If the Australian government’s plan on fee-deregulation comes to pass, what follows will be one of the greatest experiments ever in higher education. Institutions will have the right to set fees exactly as they want, which begs two questions: what will they do with that power, and what will the effects be?
Let’s start with the first question. When institutions in England were given the freedom to set tuition fees up to a maximum of £9,000, nearly all of them immediately jumped to that maximum from their previous level of about £3,300. Contrary to the government’s hopes, no one tried to compete on price. Thus, the ceiling quickly became the mode.
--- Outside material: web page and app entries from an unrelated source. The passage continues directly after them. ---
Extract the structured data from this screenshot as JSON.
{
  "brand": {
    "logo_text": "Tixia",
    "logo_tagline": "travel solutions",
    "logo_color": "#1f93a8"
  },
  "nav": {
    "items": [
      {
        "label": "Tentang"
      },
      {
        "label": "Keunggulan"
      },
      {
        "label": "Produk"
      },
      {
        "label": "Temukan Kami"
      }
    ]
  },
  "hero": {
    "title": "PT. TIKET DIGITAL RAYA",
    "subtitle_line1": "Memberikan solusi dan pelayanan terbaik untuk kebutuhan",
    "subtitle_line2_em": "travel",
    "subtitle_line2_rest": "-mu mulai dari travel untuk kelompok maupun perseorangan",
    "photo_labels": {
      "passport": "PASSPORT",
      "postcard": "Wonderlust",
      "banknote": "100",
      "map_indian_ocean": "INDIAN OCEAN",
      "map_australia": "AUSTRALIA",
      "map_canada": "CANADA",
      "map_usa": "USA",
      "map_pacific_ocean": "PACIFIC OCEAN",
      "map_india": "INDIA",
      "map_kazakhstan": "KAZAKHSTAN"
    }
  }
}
De-regulation proponents in Australia say that won’t happen this time. The problem in England, they say, was the existence of a ceiling – it gave everyone a point of reference around which to cluster. Take away the ceiling and genuine competition will occur as universities figure out how to deliver different combinations of price and value. Opponents say this is wishful thinking – the first set of fees to be announced by a prestige institution (read: Group of 8 member) will become a de facto cap, and hence the standard to which everyone else will gravitate.
There’s a story doing the rounds in Australia that supports this idea. A few years ago, the government allowed institutions to raise fees by up to 25%, which pretty much all institutions did, apart from Curtin University in Western Australia. Instantly, Curtin went from being second preference for local applications (behind the University of Western Australia) to third (behind Murdoch University). Through market research, they found out that because students and their families can’t judge institutional quality, they judge it based on inputs – so when Curtin chose a cheaper price, the signal families received was that Curtin was of inferior quality.
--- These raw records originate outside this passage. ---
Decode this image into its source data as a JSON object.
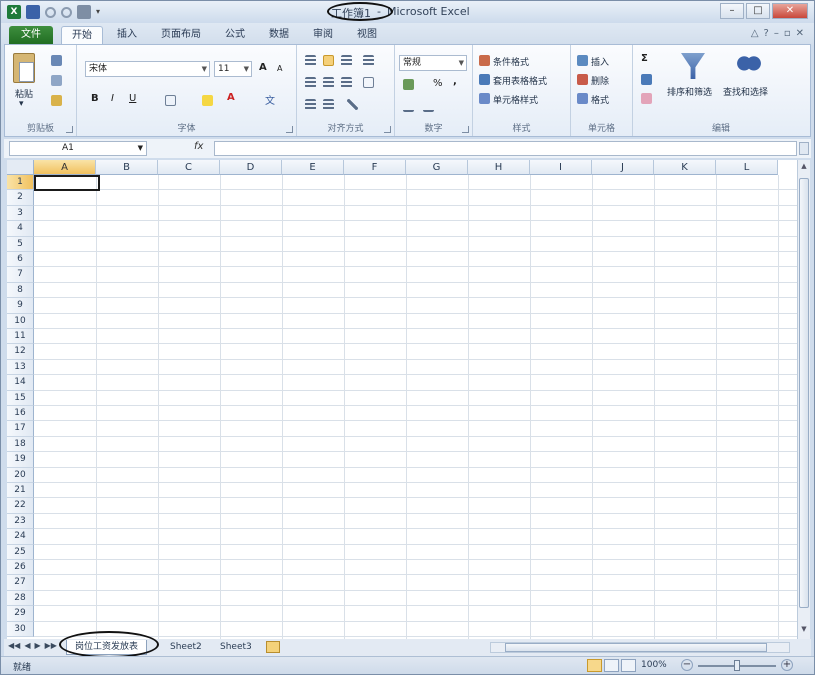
{
  "window": {
    "title_doc": "工作簿1",
    "title_sep": "-",
    "title_app": "Microsoft Excel",
    "minimize": "–",
    "maximize": "□",
    "close": "✕"
  },
  "tabs": [
    "文件",
    "开始",
    "插入",
    "页面布局",
    "公式",
    "数据",
    "审阅",
    "视图"
  ],
  "ribbon": {
    "clipboard": {
      "label": "剪贴板",
      "paste": "粘贴"
    },
    "font": {
      "label": "字体",
      "name": "宋体",
      "size": "11",
      "grow": "A",
      "shrink": "A",
      "bold": "B",
      "italic": "I",
      "underline": "U"
    },
    "alignment": {
      "label": "对齐方式"
    },
    "number": {
      "label": "数字",
      "format": "常规",
      "percent": "%",
      "comma": ","
    },
    "styles": {
      "label": "样式",
      "conditional": "条件格式",
      "table": "套用表格格式",
      "cell": "单元格样式"
    },
    "cells": {
      "label": "单元格",
      "insert": "插入",
      "delete": "删除",
      "format": "格式"
    },
    "editing": {
      "label": "编辑",
      "sum": "Σ",
      "sort": "排序和筛选",
      "find": "查找和选择"
    }
  },
  "formula_bar": {
    "name_box": "A1",
    "fx": "fx",
    "formula": ""
  },
  "grid": {
    "columns": [
      "A",
      "B",
      "C",
      "D",
      "E",
      "F",
      "G",
      "H",
      "I",
      "J",
      "K",
      "L"
    ],
    "rows": [
      "1",
      "2",
      "3",
      "4",
      "5",
      "6",
      "7",
      "8",
      "9",
      "10",
      "11",
      "12",
      "13",
      "14",
      "15",
      "16",
      "17",
      "18",
      "19",
      "20",
      "21",
      "22",
      "23",
      "24",
      "25",
      "26",
      "27",
      "28",
      "29",
      "30"
    ],
    "active_cell": "A1"
  },
  "sheets": [
    "岗位工资发放表",
    "Sheet2",
    "Sheet3"
  ],
  "status": {
    "ready": "就绪",
    "zoom": "100%",
    "minus": "−",
    "plus": "+"
  },
  "colors": {
    "file_tab": "#1f6b21",
    "selection_header": "#f1c15f",
    "gridline": "#d9e0e8"
  }
}
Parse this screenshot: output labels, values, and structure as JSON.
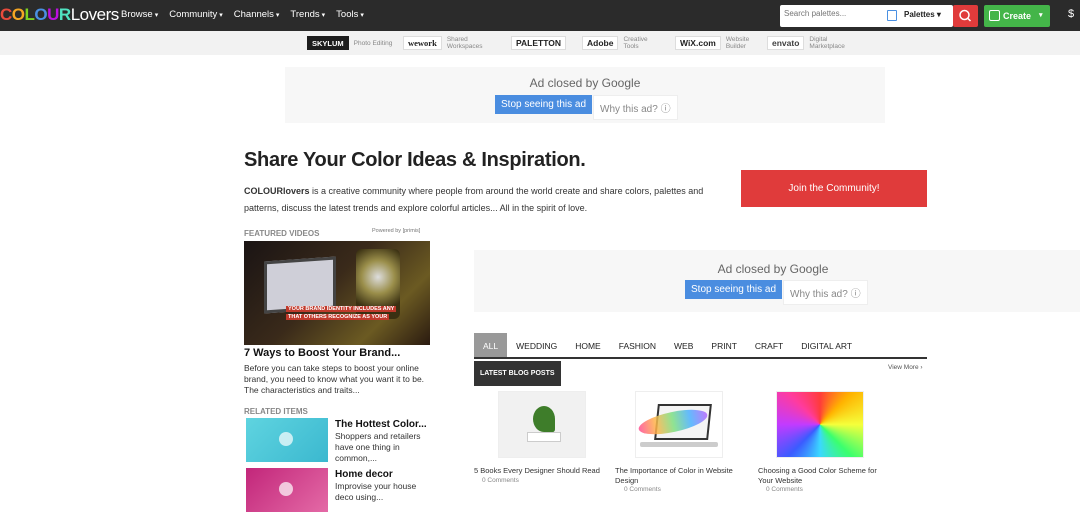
{
  "header": {
    "logo": {
      "letters": [
        "C",
        "O",
        "L",
        "O",
        "U",
        "R"
      ],
      "suffix": "Lovers"
    },
    "nav": [
      {
        "label": "Browse"
      },
      {
        "label": "Community"
      },
      {
        "label": "Channels"
      },
      {
        "label": "Trends"
      },
      {
        "label": "Tools"
      }
    ],
    "search_placeholder": "Search palettes...",
    "search_type": "Palettes",
    "create_label": "Create"
  },
  "sponsors": [
    {
      "name": "SKYLUM",
      "sub": "Photo Editing"
    },
    {
      "name": "wework",
      "sub": "Shared Workspaces"
    },
    {
      "name": "PALETTON",
      "sub": ""
    },
    {
      "name": "Adobe",
      "sub": "Creative Tools"
    },
    {
      "name": "WiX.com",
      "sub": "Website Builder"
    },
    {
      "name": "envato",
      "sub": "Digital Marketplace"
    }
  ],
  "ad_top": {
    "closed_text": "Ad closed by Google",
    "stop_label": "Stop seeing this ad",
    "why_label": "Why this ad? ⓘ"
  },
  "ad_mid": {
    "closed_text": "Ad closed by Google",
    "stop_label": "Stop seeing this ad",
    "why_label": "Why this ad? ⓘ"
  },
  "main": {
    "headline": "Share Your Color Ideas & Inspiration.",
    "intro_brand": "COLOURlovers",
    "intro_text": " is a creative community where people from around the world create and share colors, palettes and patterns, discuss the latest trends and explore colorful articles... All in the spirit of love.",
    "join_label": "Join the Community!"
  },
  "featured": {
    "section_label": "Featured Videos",
    "powered_by": "Powered by [primis]",
    "video_caption_1": "Your brand identity includes any",
    "video_caption_2": "that others recognize as your",
    "video_title": "7 Ways to Boost Your Brand...",
    "video_desc": "Before you can take steps to boost your online brand, you need to know what you want it to be. The characteristics and traits..."
  },
  "related": {
    "section_label": "Related Items",
    "items": [
      {
        "title": "The Hottest Color...",
        "desc": "Shoppers and retailers have one thing in common,..."
      },
      {
        "title": "Home decor",
        "desc": "Improvise your house deco using..."
      }
    ]
  },
  "blog": {
    "tabs": [
      "All",
      "Wedding",
      "Home",
      "Fashion",
      "Web",
      "Print",
      "Craft",
      "Digital Art"
    ],
    "active_tab": "All",
    "section_label": "Latest Blog Posts",
    "view_more": "View More ›",
    "posts": [
      {
        "title": "5 Books Every Designer Should Read",
        "comments": "0 Comments"
      },
      {
        "title": "The Importance of Color in Website Design",
        "comments": "0 Comments"
      },
      {
        "title": "Choosing a Good Color Scheme for Your Website",
        "comments": "0 Comments"
      }
    ]
  }
}
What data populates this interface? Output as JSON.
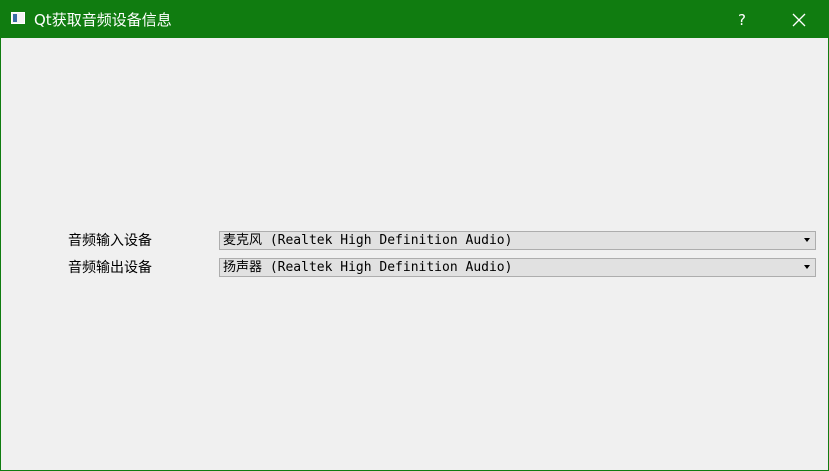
{
  "window": {
    "title": "Qt获取音频设备信息",
    "help_label": "?",
    "accent_color": "#107c10"
  },
  "icons": {
    "app": "app-window-icon",
    "close": "close-icon",
    "dropdown": "chevron-down-icon"
  },
  "form": {
    "input_device": {
      "label": "音频输入设备",
      "selected": "麦克风 (Realtek High Definition Audio)"
    },
    "output_device": {
      "label": "音频输出设备",
      "selected": "扬声器 (Realtek High Definition Audio)"
    }
  }
}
There are contrary examples, of course. In England, institutions have power to set fees both for international students and taught (i.e. professional) Master’s programs, and there is lots of variation in pricing. So what’s the difference? In a word, guaranteed income-contingent student loans with significant forgiveness provisions. Domestic undergraduates have them, international and taught Master’s students don’t. All undergraduates can get a loan to cover their fees up-front, and are not on the hook for the whole amount if their post-graduation incomes aren’t high enough.
So let’s apply that lesson to Australia, which also has an income-contingent Higher Education Contribution Scheme, albeit one with less generous repayment subsidies than England’s. HECS will still insulate students from the main financial consequences of the new fees, and so, as in Britain, they will likely absorb the higher fees with very little effect on enrolment. As a result, institutions will push the fee levels quite high because they can do so without fear of losing students (the exception will be students who learn at a distance – which is a more significant chunk of the student body in Australia than it is in most other OECD countries). The likelihood is that they will get quite close to the international student level – and they will do so at nearly all institutions.
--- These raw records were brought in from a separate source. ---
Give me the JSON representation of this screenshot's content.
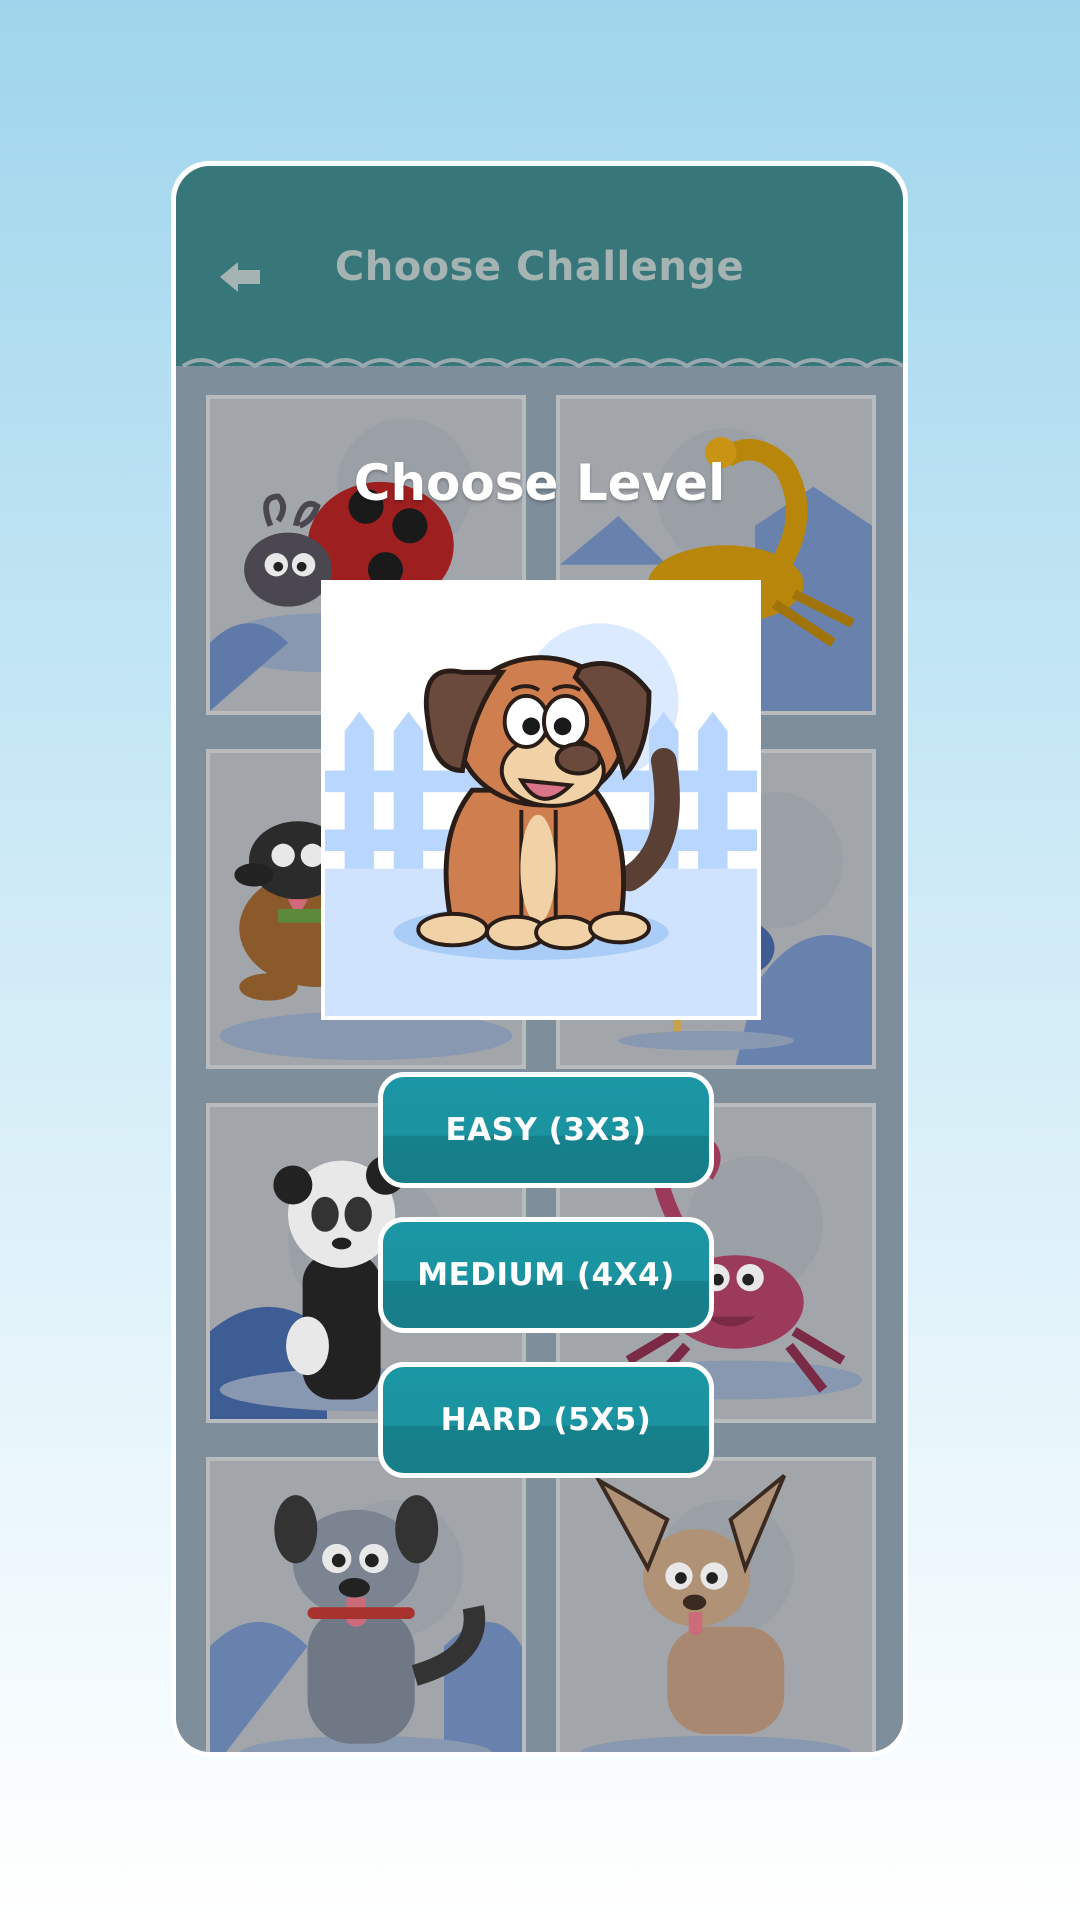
{
  "header": {
    "title": "Choose Challenge",
    "back_icon": "back-arrow-icon"
  },
  "colors": {
    "header": "#37777a",
    "button": "#1b93a0",
    "overlay": "#7f8e9b"
  },
  "puzzles": [
    {
      "animal": "ladybug"
    },
    {
      "animal": "scorpion"
    },
    {
      "animal": "dachshund"
    },
    {
      "animal": "bird"
    },
    {
      "animal": "panda"
    },
    {
      "animal": "crab"
    },
    {
      "animal": "grey dog"
    },
    {
      "animal": "chihuahua"
    }
  ],
  "level_dialog": {
    "title": "Choose Level",
    "selected_puzzle": "dog",
    "buttons": [
      {
        "label": "EASY (3X3)"
      },
      {
        "label": "MEDIUM (4X4)"
      },
      {
        "label": "HARD (5X5)"
      }
    ]
  }
}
The real question is: what will institutions do with that money? The likelihood is that every penny of the extra $5,000 – $10,000 per year students will be asked to pay will be ploughed back into research for prestige reasons. It won’t be the access disaster some are predicting, but it’s a bad deal for students nonetheless.